As a state dominated by the oil and gas industry and other large corporations, Texas has generated little excitement about government reforms. That’s changing, and much of the credit goes to the bright light that a public interest group, Texans for Public Justice (TPJ), has focused on the state’s judiciary, legislature and the governor’s office.
Organized just four years ago by Craig McDonald, TPJ’s five-person staff has been releasing a veritable blizzard of reports on everything from corporate influence in Texas elections to how big money buys access to the Texas Supreme Court.
Last April, McDonald’s organization released a report entitled “Pay to Play” revealing that lawyers and parties to court cases who contributed to the elections of state Supreme Court Justices were four times more likely to have their cases accepted by the court. Cris Feldman, staff attorney for TPJ, says “even when Justices don’t face an opponent they still raise money hand over fist and most of that money comes from those with cases on the docket.”
The report received major attention in the Texas and national media and generated public debate throughout the state. TPJ also testified on the issue before a committee of the American Bar Association which has now issued its own report calling for tax-funded elections in states where the judiciary is elected.
A separate report produced by Texans for Public Justice took a major swipe at another practice of the Supreme Court — allowing its judicial clerks to take “hiring bonuses” from law firms before they start their
one-year clerkship at the court. TPJ’s report showed that four big law firms hired 33 of the 76 clerks and “accounted for 70 percent of the conflicts of interest at the court.” These were Baker Botts, Vinson and Elkins, Fulbright and Jaworski and Bracewell and Patterson.
With the TPJ report gaining lots of publicity and editorial support in the state, the Texas Ethics Commission is expected to adopt an advisory opinion against the law firm subsidies — dubbed “clerk perks” by the TPJ
Last fall, TPJ released a devastating report that revealed that Texas as lagging behind most of the nation on a wide range of socio-economic indicators that measure the quality of life.
“Texas has a resilient character and natural beauty that have survived massive abuses by its government and industry,” the report said. “Still the quality of life in Texas compares poorly with the rest of the nation. Texas leads the nation in hazardous waste and air pollution, falls behind most every state in health care access, and treats its poor as if it was a third world country.”
TPJ regularly exposes the tactics of the army of special interest lobbyists who descend on the State Capitol and details how these lobbying groups harm consumers, the environment and workers.

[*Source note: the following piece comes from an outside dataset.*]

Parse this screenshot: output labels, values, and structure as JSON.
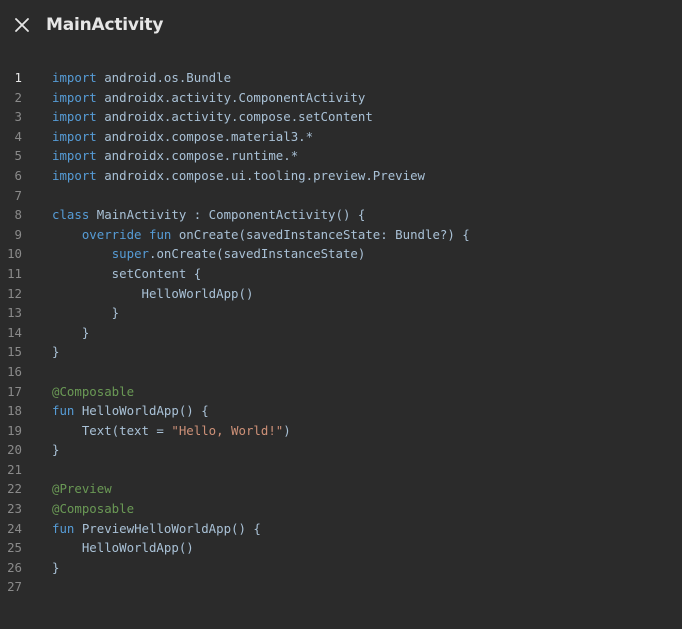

“Legislators are rubbing shoulders with 1,579 lobbyists, almost all of whom hustle for business interests,” McDonald said in 1999 report entitled Austin’s Oldest Profession: Texas Top Lobby Clients and Those Who Service Them. “While our legislative process is dominated by corporate interests, there is virtually no counterbalancing lobby to represent Bubba. Nowhere on the list of Texas’ biggest lobby spenders will you find a single group dedicated to the interests of consumers, the environment or human services. No wonder these citizen interestsrepeatedly get steam rolled in Austin.”
That same year, TPJ released a report on the Texas Chemical Council, a trade association of chemical companies operating in Texas. The report’s conclusion: “Texas Council Members dump 187 million pounds of toxins in Texas (EPA data 1996) and up to $10 million into state politics.” The report listed then Governor George W. Bush as the “Number One Recipient of Texas Toxic Cash.”
“Pollution and political clout are closely linked in Texas,” McDonald says. “The Texas Chemical Council is a prime example of how a special-interest group harnesses big money in order to dump on average
Texas citizens. Cleaning up state politics is the first step towards cleaning up the air we breathe and the water we drink.”
Texans for Public Justice (http://www.tpj.org) is doing a magnificent job with limited resources. It is up against some of the biggest corporate interests in the nation and some of the toughest lobbying organizations and law firms to ever occupy a state capital. The successes of TPJ should be a source of encouragement to other citizen organizations around the nation that are seeking social and economic justice against great odds. Interested in learning more about how TPJ operates as a public watchdog in Texas? Write: Texans for Public
Justice, 609 West 18th Street, Suite E, Austin, Texas 78701.